Given data:

____

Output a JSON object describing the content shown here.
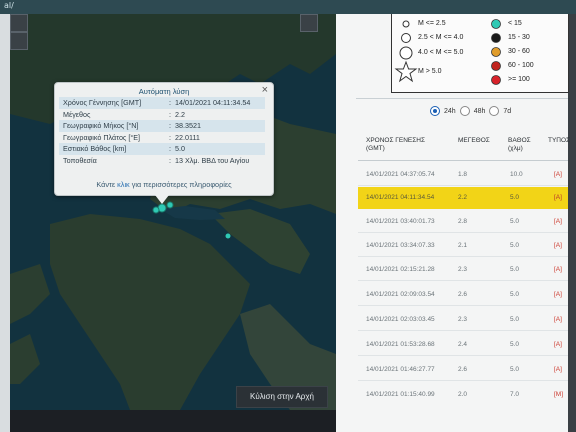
{
  "browser": {
    "title_fragment": "al/"
  },
  "popup": {
    "title": "Αυτόματη λύση",
    "close_glyph": "×",
    "rows": [
      {
        "label": "Χρόνος Γέννησης [GMT]",
        "value": "14/01/2021 04:11:34.54"
      },
      {
        "label": "Μέγεθος",
        "value": "2.2"
      },
      {
        "label": "Γεωγραφικό Μήκος [°N]",
        "value": "38.3521"
      },
      {
        "label": "Γεωγραφικό Πλάτος [°E]",
        "value": "22.0111"
      },
      {
        "label": "Εστιακό Βάθος [km]",
        "value": "5.0"
      },
      {
        "label": "Τοποθεσία",
        "value": "13 Χλμ. ΒΒΔ του Αιγίου"
      }
    ],
    "more_prefix": "Κάντε",
    "more_link": "κλικ",
    "more_suffix": "για περισσότερες πληροφορίες"
  },
  "scroll_top_button": "Κύλιση στην Αρχή",
  "legend": {
    "magnitude": [
      {
        "label": "M <= 2.5"
      },
      {
        "label": "2.5 < M <= 4.0"
      },
      {
        "label": "4.0 < M <= 5.0"
      },
      {
        "label": "M > 5.0"
      }
    ],
    "depth": [
      {
        "label": "< 15",
        "color": "#2fc9b4"
      },
      {
        "label": "15 - 30",
        "color": "#1a1a1a"
      },
      {
        "label": "30 - 60",
        "color": "#e09c2a"
      },
      {
        "label": "60 - 100",
        "color": "#c0241e"
      },
      {
        "label": ">= 100",
        "color": "#d8222a"
      }
    ]
  },
  "filters": {
    "options": [
      "24h",
      "48h",
      "7d"
    ],
    "selected": "24h"
  },
  "table": {
    "headers": {
      "time": "ΧΡΟΝΟΣ ΓΕΝΕΣΗΣ\n(GMT)",
      "mag": "ΜΕΓΕΘΟΣ",
      "depth": "ΒΑΘΟΣ\n(χλμ)",
      "type": "ΤΥΠΟΣ"
    },
    "rows": [
      {
        "time": "14/01/2021 04:37:05.74",
        "mag": "1.8",
        "depth": "10.0",
        "type": "[A]"
      },
      {
        "time": "14/01/2021 04:11:34.54",
        "mag": "2.2",
        "depth": "5.0",
        "type": "[A]",
        "selected": true
      },
      {
        "time": "14/01/2021 03:40:01.73",
        "mag": "2.8",
        "depth": "5.0",
        "type": "[A]"
      },
      {
        "time": "14/01/2021 03:34:07.33",
        "mag": "2.1",
        "depth": "5.0",
        "type": "[A]"
      },
      {
        "time": "14/01/2021 02:15:21.28",
        "mag": "2.3",
        "depth": "5.0",
        "type": "[A]"
      },
      {
        "time": "14/01/2021 02:09:03.54",
        "mag": "2.6",
        "depth": "5.0",
        "type": "[A]"
      },
      {
        "time": "14/01/2021 02:03:03.45",
        "mag": "2.3",
        "depth": "5.0",
        "type": "[A]"
      },
      {
        "time": "14/01/2021 01:53:28.68",
        "mag": "2.4",
        "depth": "5.0",
        "type": "[A]"
      },
      {
        "time": "14/01/2021 01:46:27.77",
        "mag": "2.6",
        "depth": "5.0",
        "type": "[A]"
      },
      {
        "time": "14/01/2021 01:15:40.99",
        "mag": "2.0",
        "depth": "7.0",
        "type": "[M]"
      }
    ]
  }
}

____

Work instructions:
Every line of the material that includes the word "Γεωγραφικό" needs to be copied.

Result for this task:
        "label": "Γεωγραφικό Μήκος [°N]",
        "label": "Γεωγραφικό Πλάτος [°E]",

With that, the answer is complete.